- **PROBLEM STATEMENT**
Copy out each line of the data below in which the string "value" appears.

- **TASK DATA**
⟨

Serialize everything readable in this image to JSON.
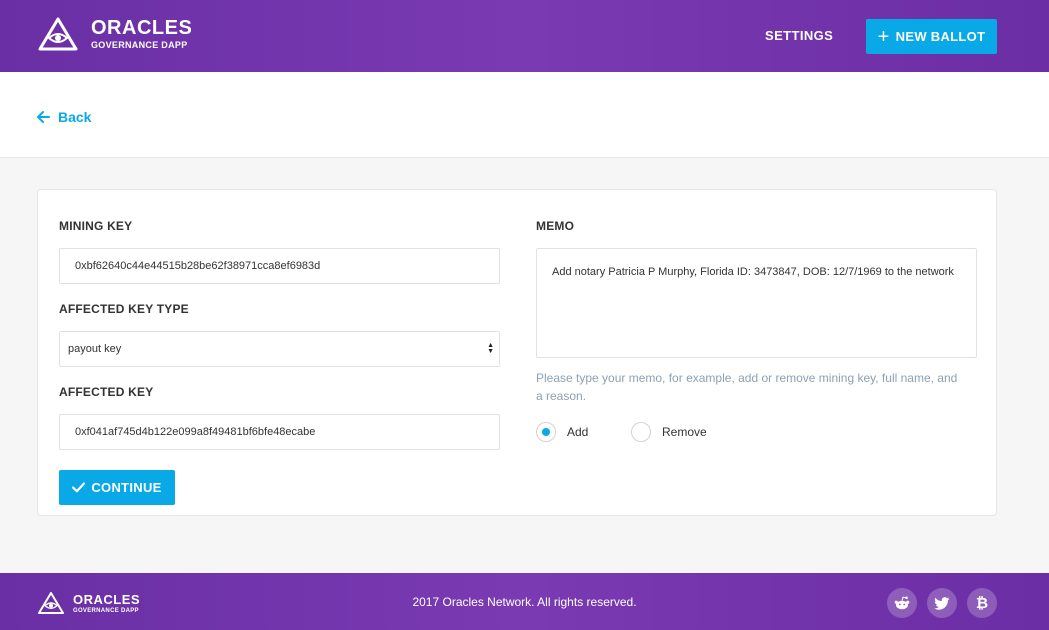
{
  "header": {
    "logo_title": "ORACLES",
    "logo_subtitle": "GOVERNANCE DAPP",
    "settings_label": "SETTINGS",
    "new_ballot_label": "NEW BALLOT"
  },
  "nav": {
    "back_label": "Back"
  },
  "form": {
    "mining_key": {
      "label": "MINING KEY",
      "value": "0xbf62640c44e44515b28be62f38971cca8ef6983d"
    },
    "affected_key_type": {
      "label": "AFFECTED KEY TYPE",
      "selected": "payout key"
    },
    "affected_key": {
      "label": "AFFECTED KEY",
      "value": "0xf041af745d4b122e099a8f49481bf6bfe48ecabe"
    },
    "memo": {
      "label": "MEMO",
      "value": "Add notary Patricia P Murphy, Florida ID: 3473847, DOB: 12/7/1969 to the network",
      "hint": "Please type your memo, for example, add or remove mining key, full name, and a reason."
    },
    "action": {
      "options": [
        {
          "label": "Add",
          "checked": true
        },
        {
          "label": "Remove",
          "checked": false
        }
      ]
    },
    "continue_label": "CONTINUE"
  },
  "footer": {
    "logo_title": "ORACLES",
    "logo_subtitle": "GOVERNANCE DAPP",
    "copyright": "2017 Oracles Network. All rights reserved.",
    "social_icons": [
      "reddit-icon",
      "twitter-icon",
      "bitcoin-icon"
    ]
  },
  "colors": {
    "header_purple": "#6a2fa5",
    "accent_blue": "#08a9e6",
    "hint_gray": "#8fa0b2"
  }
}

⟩
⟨

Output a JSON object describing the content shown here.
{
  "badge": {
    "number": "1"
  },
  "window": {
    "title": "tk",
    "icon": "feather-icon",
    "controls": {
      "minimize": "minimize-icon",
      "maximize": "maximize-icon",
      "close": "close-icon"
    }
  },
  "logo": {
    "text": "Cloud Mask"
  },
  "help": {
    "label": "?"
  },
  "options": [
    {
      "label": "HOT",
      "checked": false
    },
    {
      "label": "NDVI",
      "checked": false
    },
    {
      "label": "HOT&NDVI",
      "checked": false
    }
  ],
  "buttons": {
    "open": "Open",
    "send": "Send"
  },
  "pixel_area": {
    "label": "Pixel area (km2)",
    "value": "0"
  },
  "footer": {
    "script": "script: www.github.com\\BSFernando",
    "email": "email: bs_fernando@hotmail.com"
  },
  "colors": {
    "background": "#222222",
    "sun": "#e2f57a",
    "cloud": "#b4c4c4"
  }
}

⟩

- **THE COMPLETED TASK**
      "value": "0xbf62640c44e44515b28be62f38971cca8ef6983d"
      "value": "0xf041af745d4b122e099a8f49481bf6bfe48ecabe"
      "value": "Add notary Patricia P Murphy, Florida ID: 3473847, DOB: 12/7/1969 to the network",
    "value": "0"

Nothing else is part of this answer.